I did some delayed tweeting of the talk last night @johnfea1.  I used the #jefflec17 hashtag.

If you don’t have time to watch the lecture or check the tweets, you may want to read Nussbaum’s interview with NEH chair Williams Adams in Humanities magazine.  Here is a taste:

WILLIAM D. ADAMS: Your book Not for Profit made the case for the importance of the humanities in American democratic life. Have things changed substantially since it was published in 2010?

MARTHA C. NUSSBAUM: Data on humanities majors is still a source of concern, but there’s been a big increase in total enrollments in humanities courses in community colleges. And in adult education, too, there’s been a huge upsurge. The preface to the new edition of my book gives data and sources on all this.

We are lucky in the United States to have our liberal arts system. In most countries, if you go to university, you have to decide for all English literature or no literature, all philosophy or no philosophy. But we have a system that is one part general education and one part specialization. If your parents say you’ve got to major in computer science, you can do that. But you can also take general education courses in the humanities, and usually you have to.

ADAMS: Yet I’ve sensed some weakening of our resolve to support the liberal arts. What should we be doing to reinforce your way of thinking about higher education?

NUSSBAUM: There are three points you can make.
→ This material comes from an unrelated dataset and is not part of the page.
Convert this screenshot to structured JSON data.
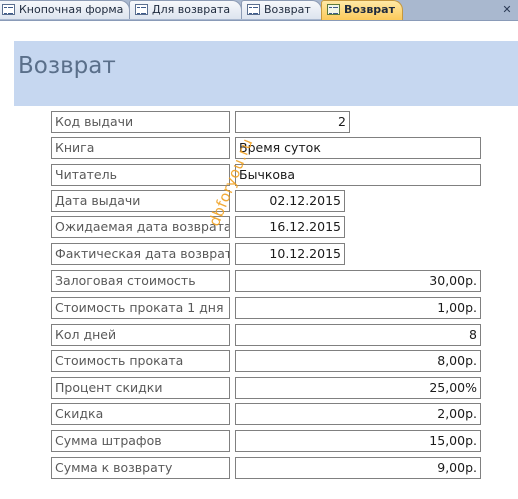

The one I think should be front and center is that the humanities prepare students to be good citizens and help them understand a complicated, interlocking world. The humanities teach us critical thinking, how to analyze arguments, and how to imagine life from the point of view of someone unlike yourself.

Secondly, we need to emphasize their economic value. Business leaders love the humanities because they know that to innovate you need more than rote knowledge. You need a trained imagination.

Singapore and China, which don’t want to encourage democratic citizenship, are expanding their humanities curricula. These reforms are all about developing a culture of innovation and entrepreneurship.

But the humanities also teach us the value, even for business, of criticism and dissent. When there’s a culture of going along to get along, where whistleblowers are discouraged, bad things happen and businesses implode.

The third point is about the search for meaning. Life is about more than earning a living, and if you’re not in the habit of thinking about it, you can end up middle-aged or even older and shocked to realize that your life seems empty.

Read the entire interview here.

And here is a shot of the Messiah College contingency in Washington, courtesy of Pete Powers’s Facebook page:

Pete